The first reason would be if Dodd-Frank perpetuates the so-called TBTF subsidy. This is the idea that being designated too big to fail creates an implicit government guarantee for creditors that permits large banks to access capital markets more cheaply than non-TBTF banks. Whether there is a continued subsidy, and if so, how large, seems to be still somewhat undetermined at this point. Continue reading “The Regulatory Burden on Smaller Banks through The Dodd- Frank”
There are a lot of things you can read about the Brown-Vitter bill recently, though it’s a really nice day out and you probably shouldn’t. It’s not … it’s not like a real thing is it? When the text of the bill, which would raise the equity capital requirements on big banks to ~15% on a non-risk-weighted basis and forbid U.S. regulators from implementing Basel rules, first leaked, I sort of assumed it was a temper tantrum not intended to become law, and the fact that its official title is the “Terminating Bailouts for Taxpayer Fairness (TBTF) (Get It?) (GET IT?) Act of 2013″ doesn’t exactly change my mind.

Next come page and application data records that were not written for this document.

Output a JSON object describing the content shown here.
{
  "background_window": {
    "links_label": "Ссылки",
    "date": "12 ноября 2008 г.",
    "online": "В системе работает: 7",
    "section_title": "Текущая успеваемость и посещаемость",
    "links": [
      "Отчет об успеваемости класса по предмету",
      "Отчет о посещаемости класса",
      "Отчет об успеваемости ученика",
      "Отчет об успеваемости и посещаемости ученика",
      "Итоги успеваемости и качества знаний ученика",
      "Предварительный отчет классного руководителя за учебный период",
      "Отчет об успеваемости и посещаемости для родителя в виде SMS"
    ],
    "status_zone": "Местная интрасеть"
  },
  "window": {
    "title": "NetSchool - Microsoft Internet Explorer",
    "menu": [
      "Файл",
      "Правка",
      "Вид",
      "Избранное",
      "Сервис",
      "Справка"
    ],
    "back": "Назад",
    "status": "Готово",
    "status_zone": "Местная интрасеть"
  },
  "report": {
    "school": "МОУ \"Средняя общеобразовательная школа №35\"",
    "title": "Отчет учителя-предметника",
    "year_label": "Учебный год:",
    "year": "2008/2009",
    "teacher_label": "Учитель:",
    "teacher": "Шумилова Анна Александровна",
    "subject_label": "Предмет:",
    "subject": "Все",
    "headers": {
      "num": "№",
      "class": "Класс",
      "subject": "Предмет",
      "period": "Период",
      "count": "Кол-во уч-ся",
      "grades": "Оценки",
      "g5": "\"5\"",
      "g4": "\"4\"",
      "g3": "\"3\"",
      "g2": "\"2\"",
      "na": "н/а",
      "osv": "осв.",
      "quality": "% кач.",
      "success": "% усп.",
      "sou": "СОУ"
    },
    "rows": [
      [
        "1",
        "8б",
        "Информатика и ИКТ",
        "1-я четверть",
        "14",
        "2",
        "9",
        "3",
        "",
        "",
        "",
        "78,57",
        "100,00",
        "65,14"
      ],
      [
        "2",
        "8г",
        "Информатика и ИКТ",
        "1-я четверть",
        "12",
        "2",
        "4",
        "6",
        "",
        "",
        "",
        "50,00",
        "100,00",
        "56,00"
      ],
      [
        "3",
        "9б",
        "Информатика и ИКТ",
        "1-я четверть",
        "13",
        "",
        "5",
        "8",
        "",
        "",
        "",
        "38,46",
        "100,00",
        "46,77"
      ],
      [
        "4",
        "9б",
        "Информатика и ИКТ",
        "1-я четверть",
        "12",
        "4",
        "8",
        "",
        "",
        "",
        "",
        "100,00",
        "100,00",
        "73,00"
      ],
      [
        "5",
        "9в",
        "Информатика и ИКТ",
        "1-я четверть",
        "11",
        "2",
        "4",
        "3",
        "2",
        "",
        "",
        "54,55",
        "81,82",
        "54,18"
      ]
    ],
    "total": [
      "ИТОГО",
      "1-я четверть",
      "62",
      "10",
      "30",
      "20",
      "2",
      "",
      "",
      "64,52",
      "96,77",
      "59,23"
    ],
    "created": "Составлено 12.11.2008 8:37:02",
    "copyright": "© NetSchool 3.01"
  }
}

Continue reading “The Brown Vitter bill : Make banking boaring might be kind of fun”
Looking at the current market scenario and the past these are very common lines from the sales team of the various
Financial firms and let’s try to observe what is the reality behind those statements :-
Statement: As a Leading dealer with a global platform, we are the major player in the market.
Translation: We have spent a fortune to build this business and are now prepared to spend millions more subsidizing your requirements.
Statement: We have one of the most talented teams in this space.
Translation: Our staff are vastly overpaid and on huge guaranteed bonuses. Continue reading “More from the World of Derivatives”
The straightforward strategy of buying companies that have recently been spun off from their parent has generated very
good results. The forces of divestiture and conglomeratization eternally wrestling with each other like gravity and energy in the cosmos.
How about this for a rational explanation:
Spin-offs generally result in more “pure play” stocks which then become more accurately valued in the marketplace. When the pre-spun-off business are tied Continue reading “Spin-offs and value creation”
I like this short list of fixes from Sheila Bair:
1. Break up the “too big to fail” banks
Giant institutions and untested “living wills” is make financial system unstable. When the Fed is artificially keeping lending rates at near zero, that’s a flaw.
Solution: Make ‘em smaller
2. Publicly commit to end bailouts
“Market must punish the boneheads.” We should learn from post-2008 bailouts Continue reading “Fixing the Wall Street”